### Prompt
Below are records to return verbatim; the pictures are to be dropped.

===== Information supplied =====

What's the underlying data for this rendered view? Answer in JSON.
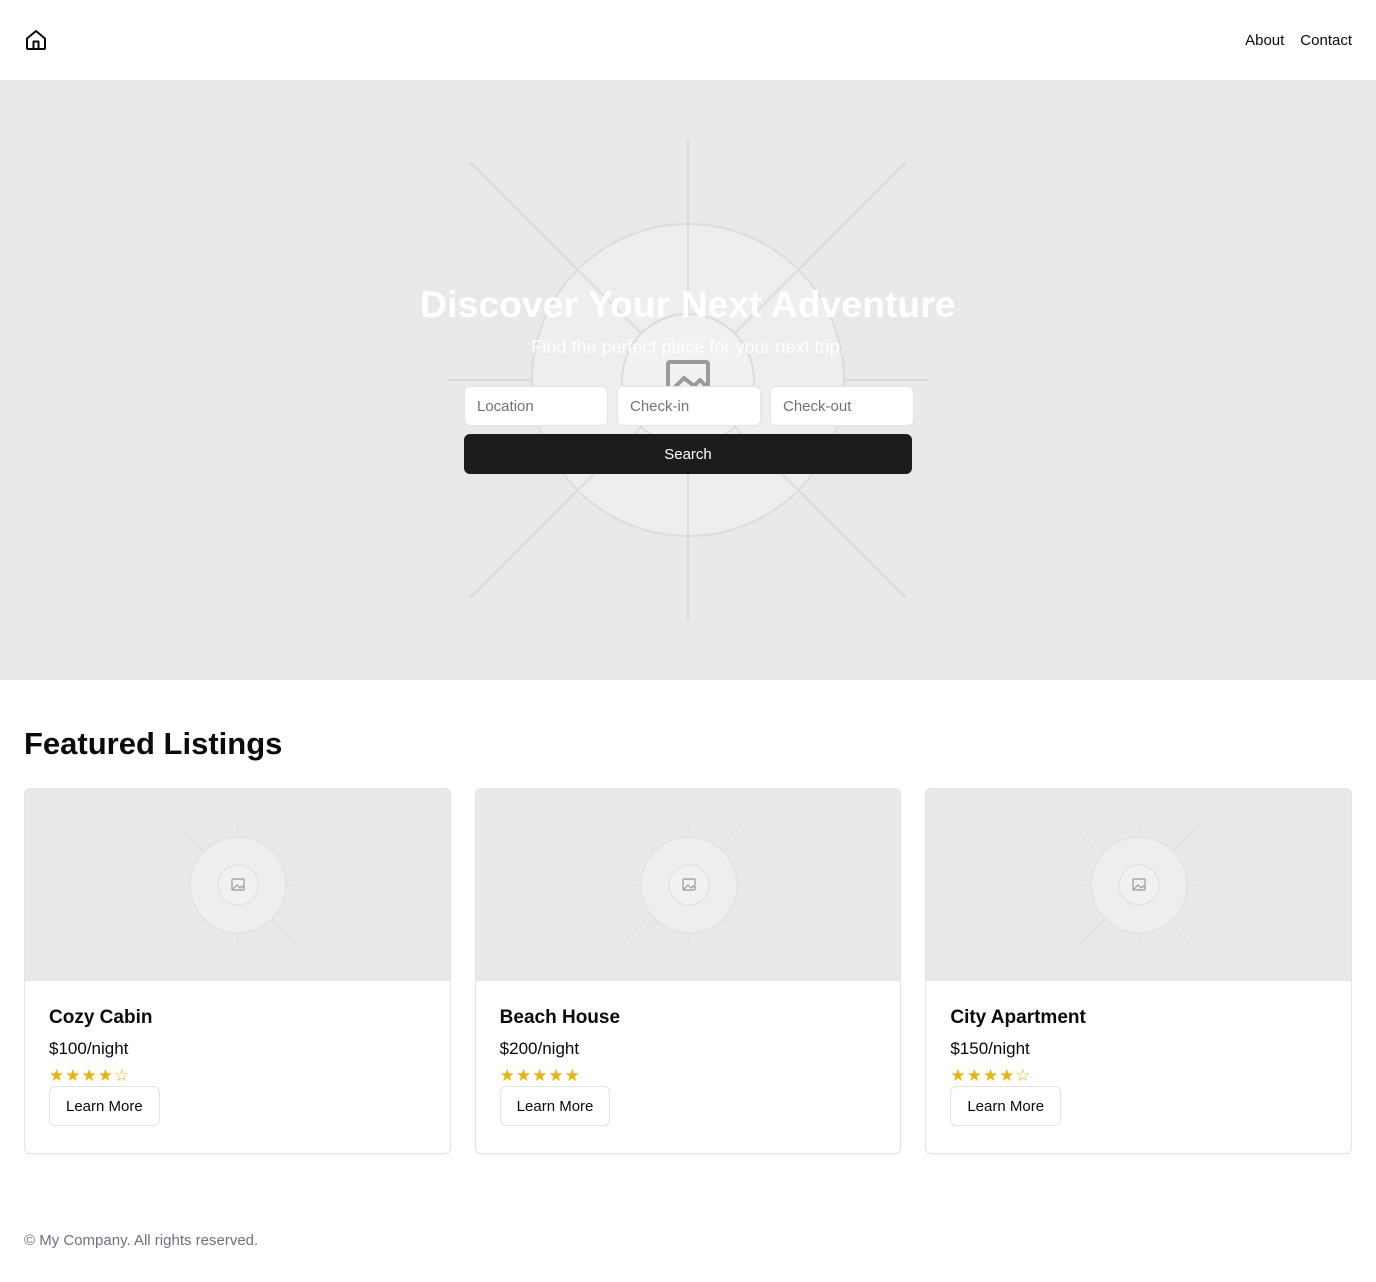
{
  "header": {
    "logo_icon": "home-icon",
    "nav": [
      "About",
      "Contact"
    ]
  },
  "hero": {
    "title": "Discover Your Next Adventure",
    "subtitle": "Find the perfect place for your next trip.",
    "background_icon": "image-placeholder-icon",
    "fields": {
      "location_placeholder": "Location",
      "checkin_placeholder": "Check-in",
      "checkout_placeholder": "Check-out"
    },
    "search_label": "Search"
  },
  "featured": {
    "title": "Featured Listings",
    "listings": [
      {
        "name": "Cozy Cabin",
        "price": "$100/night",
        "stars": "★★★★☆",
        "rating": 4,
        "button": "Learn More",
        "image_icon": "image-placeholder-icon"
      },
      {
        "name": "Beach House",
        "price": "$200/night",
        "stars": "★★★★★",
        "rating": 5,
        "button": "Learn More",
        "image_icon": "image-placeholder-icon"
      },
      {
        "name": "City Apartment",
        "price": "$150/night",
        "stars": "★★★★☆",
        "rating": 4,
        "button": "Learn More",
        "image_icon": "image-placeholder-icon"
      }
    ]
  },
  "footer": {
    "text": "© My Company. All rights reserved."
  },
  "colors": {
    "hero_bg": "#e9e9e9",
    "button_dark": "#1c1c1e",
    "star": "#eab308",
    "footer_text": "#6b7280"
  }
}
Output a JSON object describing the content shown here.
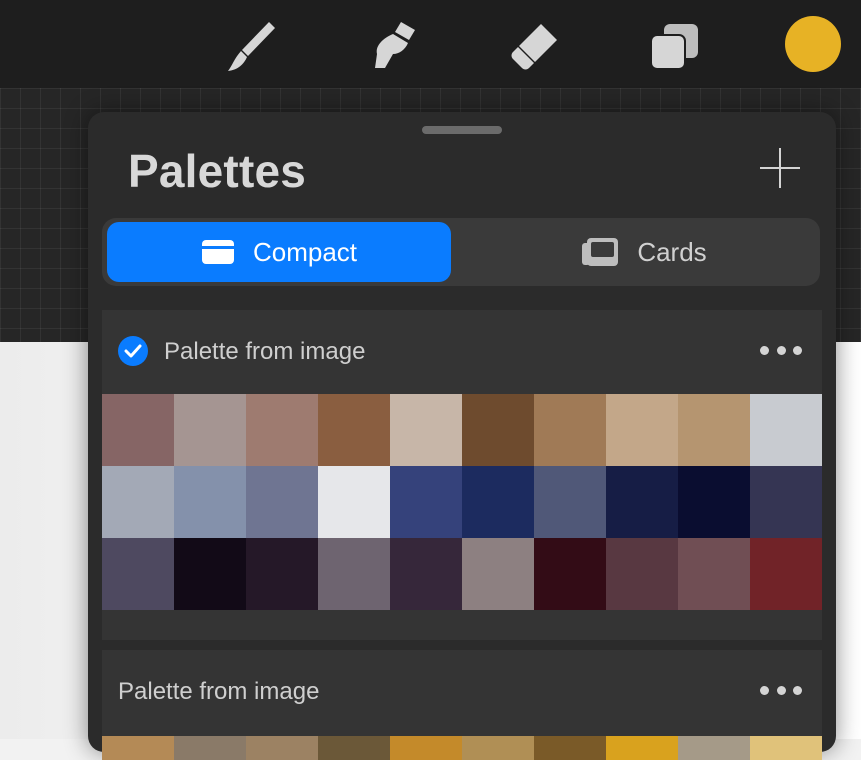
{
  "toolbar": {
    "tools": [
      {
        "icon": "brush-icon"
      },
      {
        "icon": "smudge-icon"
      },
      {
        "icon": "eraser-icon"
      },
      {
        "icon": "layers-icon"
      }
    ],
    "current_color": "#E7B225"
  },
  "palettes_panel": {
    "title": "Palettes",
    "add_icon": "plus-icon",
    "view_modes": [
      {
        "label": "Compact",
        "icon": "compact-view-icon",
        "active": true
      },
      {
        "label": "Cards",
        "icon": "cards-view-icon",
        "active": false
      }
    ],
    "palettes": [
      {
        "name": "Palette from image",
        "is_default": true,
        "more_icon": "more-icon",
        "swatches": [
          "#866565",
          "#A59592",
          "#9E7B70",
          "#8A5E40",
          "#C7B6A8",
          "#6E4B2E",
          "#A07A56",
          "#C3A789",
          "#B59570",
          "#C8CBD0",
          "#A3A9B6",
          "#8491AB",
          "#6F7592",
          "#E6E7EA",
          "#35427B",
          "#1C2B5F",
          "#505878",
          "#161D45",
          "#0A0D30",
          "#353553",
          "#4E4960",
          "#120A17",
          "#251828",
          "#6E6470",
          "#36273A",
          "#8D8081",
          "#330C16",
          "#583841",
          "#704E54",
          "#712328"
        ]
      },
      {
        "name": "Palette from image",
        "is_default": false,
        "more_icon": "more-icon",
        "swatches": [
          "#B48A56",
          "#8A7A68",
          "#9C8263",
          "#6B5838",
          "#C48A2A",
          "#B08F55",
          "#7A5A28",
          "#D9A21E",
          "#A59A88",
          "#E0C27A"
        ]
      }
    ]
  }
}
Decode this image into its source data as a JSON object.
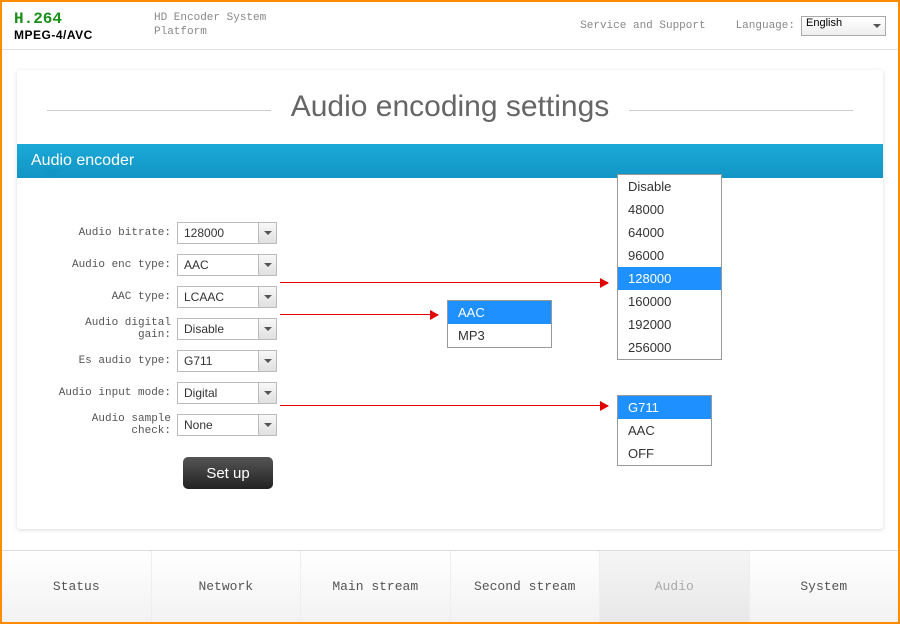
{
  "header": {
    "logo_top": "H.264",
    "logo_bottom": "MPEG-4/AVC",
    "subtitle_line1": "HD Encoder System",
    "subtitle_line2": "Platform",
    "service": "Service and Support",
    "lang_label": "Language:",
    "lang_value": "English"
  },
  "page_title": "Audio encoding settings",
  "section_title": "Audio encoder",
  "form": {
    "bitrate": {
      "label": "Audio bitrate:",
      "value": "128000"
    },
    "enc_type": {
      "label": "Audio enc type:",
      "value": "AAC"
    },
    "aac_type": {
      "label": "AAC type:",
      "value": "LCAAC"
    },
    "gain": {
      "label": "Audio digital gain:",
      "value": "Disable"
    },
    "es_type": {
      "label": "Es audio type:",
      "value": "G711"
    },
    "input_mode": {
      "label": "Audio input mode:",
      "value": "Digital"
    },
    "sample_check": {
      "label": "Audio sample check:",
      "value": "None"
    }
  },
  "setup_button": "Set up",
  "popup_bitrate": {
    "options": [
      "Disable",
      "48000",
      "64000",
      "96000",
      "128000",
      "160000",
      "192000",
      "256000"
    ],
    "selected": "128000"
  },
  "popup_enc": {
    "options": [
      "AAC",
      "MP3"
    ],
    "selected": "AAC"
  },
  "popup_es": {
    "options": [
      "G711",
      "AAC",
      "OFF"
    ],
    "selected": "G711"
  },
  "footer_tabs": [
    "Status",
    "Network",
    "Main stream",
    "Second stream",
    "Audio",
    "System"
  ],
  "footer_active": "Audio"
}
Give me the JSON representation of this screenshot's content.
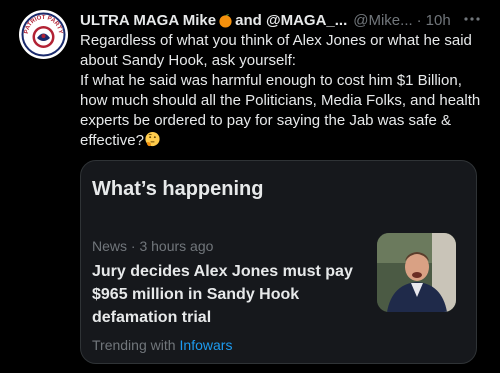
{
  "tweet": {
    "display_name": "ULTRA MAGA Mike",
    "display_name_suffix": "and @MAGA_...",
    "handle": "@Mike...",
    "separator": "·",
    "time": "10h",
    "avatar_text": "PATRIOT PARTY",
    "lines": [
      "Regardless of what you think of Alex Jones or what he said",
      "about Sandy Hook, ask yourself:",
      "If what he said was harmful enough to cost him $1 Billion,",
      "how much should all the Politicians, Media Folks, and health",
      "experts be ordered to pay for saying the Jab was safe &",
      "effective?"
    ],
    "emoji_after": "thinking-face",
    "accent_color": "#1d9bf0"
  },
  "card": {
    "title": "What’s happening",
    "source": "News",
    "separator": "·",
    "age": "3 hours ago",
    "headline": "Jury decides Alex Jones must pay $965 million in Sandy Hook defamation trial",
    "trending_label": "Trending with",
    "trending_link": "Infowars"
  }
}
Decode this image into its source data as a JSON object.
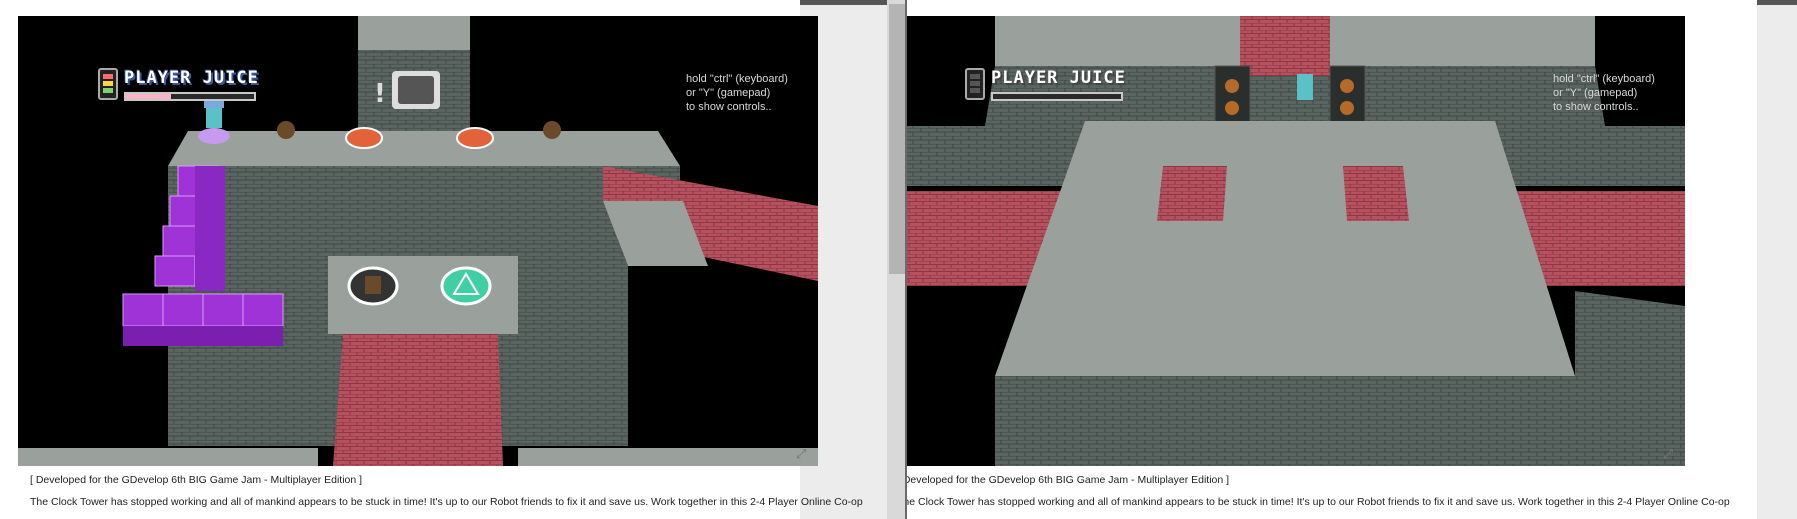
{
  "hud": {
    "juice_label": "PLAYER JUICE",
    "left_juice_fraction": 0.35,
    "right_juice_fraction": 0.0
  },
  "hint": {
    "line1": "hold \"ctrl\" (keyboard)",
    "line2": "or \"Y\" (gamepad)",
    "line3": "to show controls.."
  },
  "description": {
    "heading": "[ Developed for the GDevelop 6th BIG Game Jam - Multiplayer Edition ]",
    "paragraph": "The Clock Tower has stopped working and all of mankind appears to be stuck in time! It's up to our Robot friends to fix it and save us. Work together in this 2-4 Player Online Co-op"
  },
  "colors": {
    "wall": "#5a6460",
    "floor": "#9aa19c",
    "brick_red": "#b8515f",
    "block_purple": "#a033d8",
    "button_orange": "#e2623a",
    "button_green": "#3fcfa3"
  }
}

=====

### Solution to this exercise
What's the underlying data for this rendered view? Answer in JSON.
{
  "header": {
    "logo_icon": "home-icon",
    "nav": [
      "About",
      "Contact"
    ]
  },
  "hero": {
    "title": "Discover Your Next Adventure",
    "subtitle": "Find the perfect place for your next trip.",
    "background_icon": "image-placeholder-icon",
    "fields": {
      "location_placeholder": "Location",
      "checkin_placeholder": "Check-in",
      "checkout_placeholder": "Check-out"
    },
    "search_label": "Search"
  },
  "featured": {
    "title": "Featured Listings",
    "listings": [
      {
        "name": "Cozy Cabin",
        "price": "$100/night",
        "stars": "★★★★☆",
        "rating": 4,
        "button": "Learn More",
        "image_icon": "image-placeholder-icon"
      },
      {
        "name": "Beach House",
        "price": "$200/night",
        "stars": "★★★★★",
        "rating": 5,
        "button": "Learn More",
        "image_icon": "image-placeholder-icon"
      },
      {
        "name": "City Apartment",
        "price": "$150/night",
        "stars": "★★★★☆",
        "rating": 4,
        "button": "Learn More",
        "image_icon": "image-placeholder-icon"
      }
    ]
  },
  "footer": {
    "text": "© My Company. All rights reserved."
  },
  "colors": {
    "hero_bg": "#e9e9e9",
    "button_dark": "#1c1c1e",
    "star": "#eab308",
    "footer_text": "#6b7280"
  }
}
Output a JSON object describing the content shown here.
{
  "toolbar": {
    "tools": [
      {
        "icon": "brush-icon"
      },
      {
        "icon": "smudge-icon"
      },
      {
        "icon": "eraser-icon"
      },
      {
        "icon": "layers-icon"
      }
    ],
    "current_color": "#E7B225"
  },
  "palettes_panel": {
    "title": "Palettes",
    "add_icon": "plus-icon",
    "view_modes": [
      {
        "label": "Compact",
        "icon": "compact-view-icon",
        "active": true
      },
      {
        "label": "Cards",
        "icon": "cards-view-icon",
        "active": false
      }
    ],
    "palettes": [
      {
        "name": "Palette from image",
        "is_default": true,
        "more_icon": "more-icon",
        "swatches": [
          "#866565",
          "#A59592",
          "#9E7B70",
          "#8A5E40",
          "#C7B6A8",
          "#6E4B2E",
          "#A07A56",
          "#C3A789",
          "#B59570",
          "#C8CBD0",
          "#A3A9B6",
          "#8491AB",
          "#6F7592",
          "#E6E7EA",
          "#35427B",
          "#1C2B5F",
          "#505878",
          "#161D45",
          "#0A0D30",
          "#353553",
          "#4E4960",
          "#120A17",
          "#251828",
          "#6E6470",
          "#36273A",
          "#8D8081",
          "#330C16",
          "#583841",
          "#704E54",
          "#712328"
        ]
      },
      {
        "name": "Palette from image",
        "is_default": false,
        "more_icon": "more-icon",
        "swatches": [
          "#B48A56",
          "#8A7A68",
          "#9C8263",
          "#6B5838",
          "#C48A2A",
          "#B08F55",
          "#7A5A28",
          "#D9A21E",
          "#A59A88",
          "#E0C27A"
        ]
      }
    ]
  }
}
Decode this image into its source data as a JSON object.
{
  "header": {
    "logo_top": "H.264",
    "logo_bottom": "MPEG-4/AVC",
    "subtitle_line1": "HD Encoder System",
    "subtitle_line2": "Platform",
    "service": "Service and Support",
    "lang_label": "Language:",
    "lang_value": "English"
  },
  "page_title": "Audio encoding settings",
  "section_title": "Audio encoder",
  "form": {
    "bitrate": {
      "label": "Audio bitrate:",
      "value": "128000"
    },
    "enc_type": {
      "label": "Audio enc type:",
      "value": "AAC"
    },
    "aac_type": {
      "label": "AAC type:",
      "value": "LCAAC"
    },
    "gain": {
      "label": "Audio digital gain:",
      "value": "Disable"
    },
    "es_type": {
      "label": "Es audio type:",
      "value": "G711"
    },
    "input_mode": {
      "label": "Audio input mode:",
      "value": "Digital"
    },
    "sample_check": {
      "label": "Audio sample check:",
      "value": "None"
    }
  },
  "setup_button": "Set up",
  "popup_bitrate": {
    "options": [
      "Disable",
      "48000",
      "64000",
      "96000",
      "128000",
      "160000",
      "192000",
      "256000"
    ],
    "selected": "128000"
  },
  "popup_enc": {
    "options": [
      "AAC",
      "MP3"
    ],
    "selected": "AAC"
  },
  "popup_es": {
    "options": [
      "G711",
      "AAC",
      "OFF"
    ],
    "selected": "G711"
  },
  "footer_tabs": [
    "Status",
    "Network",
    "Main stream",
    "Second stream",
    "Audio",
    "System"
  ],
  "footer_active": "Audio"
}
Give me the JSON representation of this screenshot's content.
{
  "tweet": {
    "display_name": "ULTRA MAGA Mike",
    "display_name_suffix": "and @MAGA_...",
    "handle": "@Mike...",
    "separator": "·",
    "time": "10h",
    "avatar_text": "PATRIOT PARTY",
    "lines": [
      "Regardless of what you think of Alex Jones or what he said",
      "about Sandy Hook, ask yourself:",
      "If what he said was harmful enough to cost him $1 Billion,",
      "how much should all the Politicians, Media Folks, and health",
      "experts be ordered to pay for saying the Jab was safe &",
      "effective?"
    ],
    "emoji_after": "thinking-face",
    "accent_color": "#1d9bf0"
  },
  "card": {
    "title": "What’s happening",
    "source": "News",
    "separator": "·",
    "age": "3 hours ago",
    "headline": "Jury decides Alex Jones must pay $965 million in Sandy Hook defamation trial",
    "trending_label": "Trending with",
    "trending_link": "Infowars"
  }
}
Decode this image into its source data as a JSON object.
{
  "hud": {
    "juice_label": "PLAYER JUICE",
    "left_juice_fraction": 0.35,
    "right_juice_fraction": 0.0
  },
  "hint": {
    "line1": "hold \"ctrl\" (keyboard)",
    "line2": "or \"Y\" (gamepad)",
    "line3": "to show controls.."
  },
  "description": {
    "heading": "[ Developed for the GDevelop 6th BIG Game Jam - Multiplayer Edition ]",
    "paragraph": "The Clock Tower has stopped working and all of mankind appears to be stuck in time! It's up to our Robot friends to fix it and save us. Work together in this 2-4 Player Online Co-op"
  },
  "colors": {
    "wall": "#5a6460",
    "floor": "#9aa19c",
    "brick_red": "#b8515f",
    "block_purple": "#a033d8",
    "button_orange": "#e2623a",
    "button_green": "#3fcfa3"
  }
}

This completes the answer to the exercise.